For many lawyers, constructing an appropriate privilege log is a mere afterthought in the overall discovery process. Several reasons exist for this privilege log apathy. Some in-house counsel routinely draft or approve written discovery responses, but simply do not exhibit the same level of detailed attention to privilege log preparation. Outside counsel often delegate this perceived grunt-work task to younger attorneys. Complacency also develops when lawyers refuse to insist on a detailed privilege log from their adversaries out of fear that these adversaries will respond in kind. And some lawyers decide that legal strategy calls for keeping privilege claims intentionally vague and provide a general privilege log with no specifics.
Whatever the reason, courts are increasingly scrutinizing the adequacy of privilege logs and imposing sanctions, including waiver, for insufficient privilege log descriptions. Consequently, it is increasingly important for in-house and outside counsel to know their privilege log obligations, when a privilege log is required to be produced, and how to defend challenges to the adequacy of their privilege logs.
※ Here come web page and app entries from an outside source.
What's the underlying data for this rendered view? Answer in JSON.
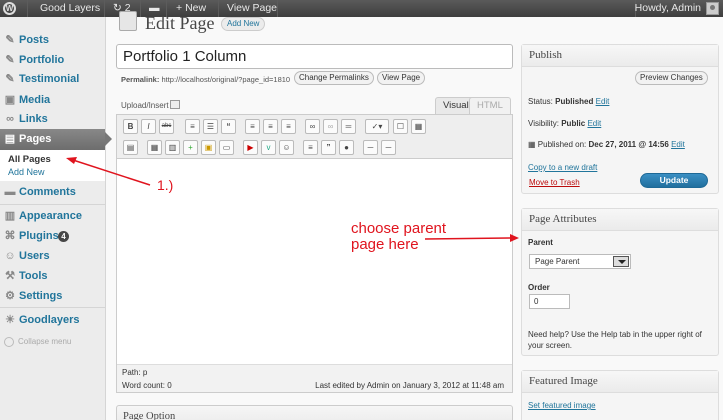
{
  "adminbar": {
    "site_name": "Good Layers",
    "updates_count": "2",
    "new_label": "New",
    "view_page": "View Page",
    "howdy": "Howdy, Admin"
  },
  "sidebar": {
    "items": [
      {
        "label": "Posts",
        "icon": "pin-icon"
      },
      {
        "label": "Portfolio",
        "icon": "pin-icon"
      },
      {
        "label": "Testimonial",
        "icon": "pin-icon"
      },
      {
        "label": "Media",
        "icon": "media-icon"
      },
      {
        "label": "Links",
        "icon": "link-icon"
      },
      {
        "label": "Pages",
        "icon": "pages-icon"
      },
      {
        "label": "Comments",
        "icon": "comments-icon"
      },
      {
        "label": "Appearance",
        "icon": "appearance-icon"
      },
      {
        "label": "Plugins",
        "icon": "plugins-icon",
        "badge": "4"
      },
      {
        "label": "Users",
        "icon": "users-icon"
      },
      {
        "label": "Tools",
        "icon": "tools-icon"
      },
      {
        "label": "Settings",
        "icon": "settings-icon"
      },
      {
        "label": "Goodlayers",
        "icon": "goodlayers-icon"
      }
    ],
    "pages_submenu": [
      "All Pages",
      "Add New"
    ],
    "collapse": "Collapse menu"
  },
  "main": {
    "title": "Edit Page",
    "add_new": "Add New",
    "post_title": "Portfolio 1 Column",
    "permalink_label": "Permalink:",
    "permalink_url": "http://localhost/original/?page_id=1810",
    "change_permalinks": "Change Permalinks",
    "view_page": "View Page",
    "upload_insert": "Upload/Insert",
    "tab_visual": "Visual",
    "tab_html": "HTML",
    "path": "Path: p",
    "word_count": "Word count: 0",
    "last_edited": "Last edited by Admin on January 3, 2012 at 11:48 am",
    "page_option": "Page Option"
  },
  "publish": {
    "title": "Publish",
    "preview": "Preview Changes",
    "status_label": "Status:",
    "status_value": "Published",
    "visibility_label": "Visibility:",
    "visibility_value": "Public",
    "published_on_label": "Published on:",
    "published_on_value": "Dec 27, 2011 @ 14:56",
    "edit": "Edit",
    "copy_draft": "Copy to a new draft",
    "trash": "Move to Trash",
    "update": "Update"
  },
  "page_attributes": {
    "title": "Page Attributes",
    "parent_label": "Parent",
    "parent_value": "Page Parent",
    "order_label": "Order",
    "order_value": "0",
    "help": "Need help? Use the Help tab in the upper right of your screen."
  },
  "featured_image": {
    "title": "Featured Image",
    "link": "Set featured image"
  },
  "annotations": {
    "step": "1.)",
    "note_line1": "choose parent",
    "note_line2": "page here",
    "color": "#e0141e"
  }
}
Click to read "Litigation: Ignoring privilege log obligations may prove costly"